The Senate Can Help Faculty Resolve Disputes
The Faculty Senate can contribute to “dispute resolution” for Brandeis faculty (Faculty Handbook Section VII). Formal University policies for resolving disputes regarding are described in the Handbook and Support at Brandeis. Informal resolution is far superior for targets and that’s where the Senate can help.
The Senate recommends that faculty members consult the Ombuds before any dispute. The Ombuds is “a confidential, independent, impartial, and informal resource … [that] support[s] the dignity, well-being and safety of each person who visits us by providing a safe space to talk confidentially and off the record about difficult situations and offer conflict resolution support.”
The Senate: The Senate is happy to provide information or attempt an informal resolution. If formal Brandeis dispute resolution procedures do not produce a satisfactory resolution the Senate will, in justified cases, provide further support. Contact the Senate Chair directly.
Workplace abuse. Faculty subject to workplace abuse are recommended to contact the Senate for assistance.
Workplace abuse is power abuse that is not motivated by a target’s protected characteristics such as race, religion, gender, or disability. It is also known as “generalized harassment” or “workplace bullying.” Such conduct is legal in the US but not in other advanced countries.
At least one third of workers in the United States experience workplace abuse during their careers. Unfortunately, extensive research confirms that the practices and grievance procedures adopted by the vast majority of US employers backfire: they typically protect abusers rather than targets and thereby promote abuse. Brandeis adopts standard practices and grievance procedures. The Ombuds reports that community members commonly express “concern about policies and retaliation for using formal processes to report harassment” (Ombuds report, p. 3).

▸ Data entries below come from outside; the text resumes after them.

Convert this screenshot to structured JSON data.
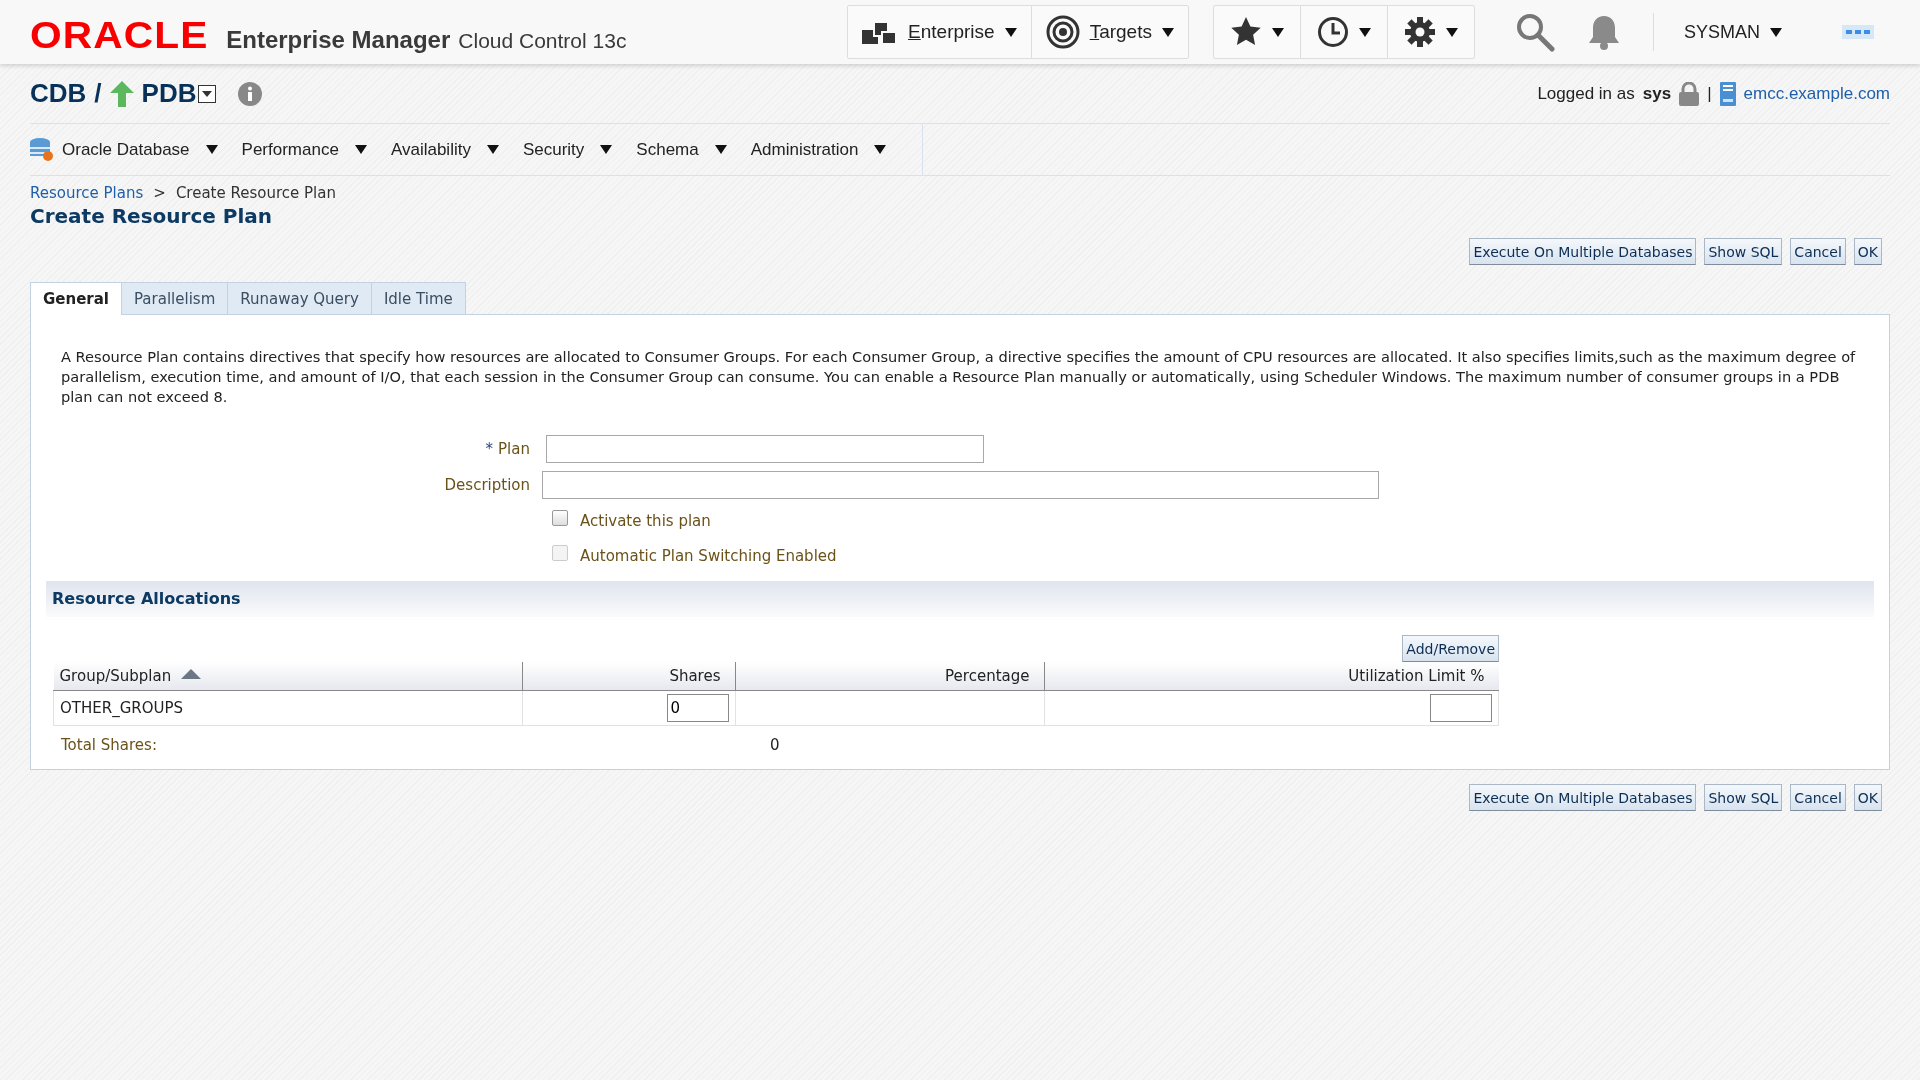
{
  "header": {
    "logo": "ORACLE",
    "product": "Enterprise Manager",
    "edition": "Cloud Control 13c",
    "nav": [
      {
        "kind": "enterprise",
        "label": "Enterprise"
      },
      {
        "kind": "targets",
        "label": "Targets"
      }
    ],
    "tools": [
      {
        "kind": "favorites"
      },
      {
        "kind": "history"
      },
      {
        "kind": "setup"
      }
    ],
    "user": "SYSMAN"
  },
  "target": {
    "container": "CDB",
    "separator": "/",
    "name": "PDB",
    "logged_in_label": "Logged in as",
    "logged_in_user": "sys",
    "divider": "|",
    "host": "emcc.example.com"
  },
  "menu": [
    {
      "kind": "database",
      "label": "Oracle Database"
    },
    {
      "label": "Performance"
    },
    {
      "label": "Availability"
    },
    {
      "label": "Security"
    },
    {
      "label": "Schema"
    },
    {
      "label": "Administration"
    }
  ],
  "breadcrumb": [
    {
      "label": "Resource Plans",
      "kind": "link"
    },
    {
      "label": ">",
      "kind": "separator"
    },
    {
      "label": "Create Resource Plan",
      "kind": "current"
    }
  ],
  "page_title": "Create Resource Plan",
  "actions_top": [
    "Execute On Multiple Databases",
    "Show SQL",
    "Cancel",
    "OK"
  ],
  "tabs": [
    {
      "label": "General",
      "selected": true
    },
    {
      "label": "Parallelism",
      "selected": false
    },
    {
      "label": "Runaway Query",
      "selected": false
    },
    {
      "label": "Idle Time",
      "selected": false
    }
  ],
  "intro": "A Resource Plan contains directives that specify how resources are allocated to Consumer Groups. For each Consumer Group, a directive specifies the amount of CPU resources are allocated. It also specifies limits,such as the maximum degree of parallelism, execution time, and amount of I/O, that each session in the Consumer Group can consume. You can enable a Resource Plan manually or automatically, using Scheduler Windows. The maximum number of consumer groups in a PDB plan can not exceed 8.",
  "fields": [
    {
      "label": "Plan",
      "required_mark": "*",
      "kind": "short"
    },
    {
      "label": "Description",
      "kind": "long"
    }
  ],
  "checkboxes": [
    {
      "label": "Activate this plan",
      "checked": false,
      "disabled": false
    },
    {
      "label": "Automatic Plan Switching Enabled",
      "checked": false,
      "disabled": true
    }
  ],
  "allocations": {
    "title": "Resource Allocations",
    "add_remove": "Add/Remove",
    "columns": [
      {
        "label": "Group/Subplan",
        "sorted": true
      },
      {
        "label": "Shares",
        "sorted": false
      },
      {
        "label": "Percentage",
        "sorted": false
      },
      {
        "label": "Utilization Limit %",
        "sorted": false
      }
    ],
    "rows": [
      {
        "cells": [
          {
            "kind": "text",
            "value": "OTHER_GROUPS"
          },
          {
            "kind": "input",
            "value": "0"
          },
          {
            "kind": "blank"
          },
          {
            "kind": "input"
          }
        ]
      }
    ],
    "total_label": "Total Shares:",
    "total_value": "0"
  },
  "actions_bottom": [
    "Execute On Multiple Databases",
    "Show SQL",
    "Cancel",
    "OK"
  ]
}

The accompanying discussion of Workplace Abuse should help the community identify workplace abuse and address it. Additional information and citations to the underlying research can be found in this survey of the literature.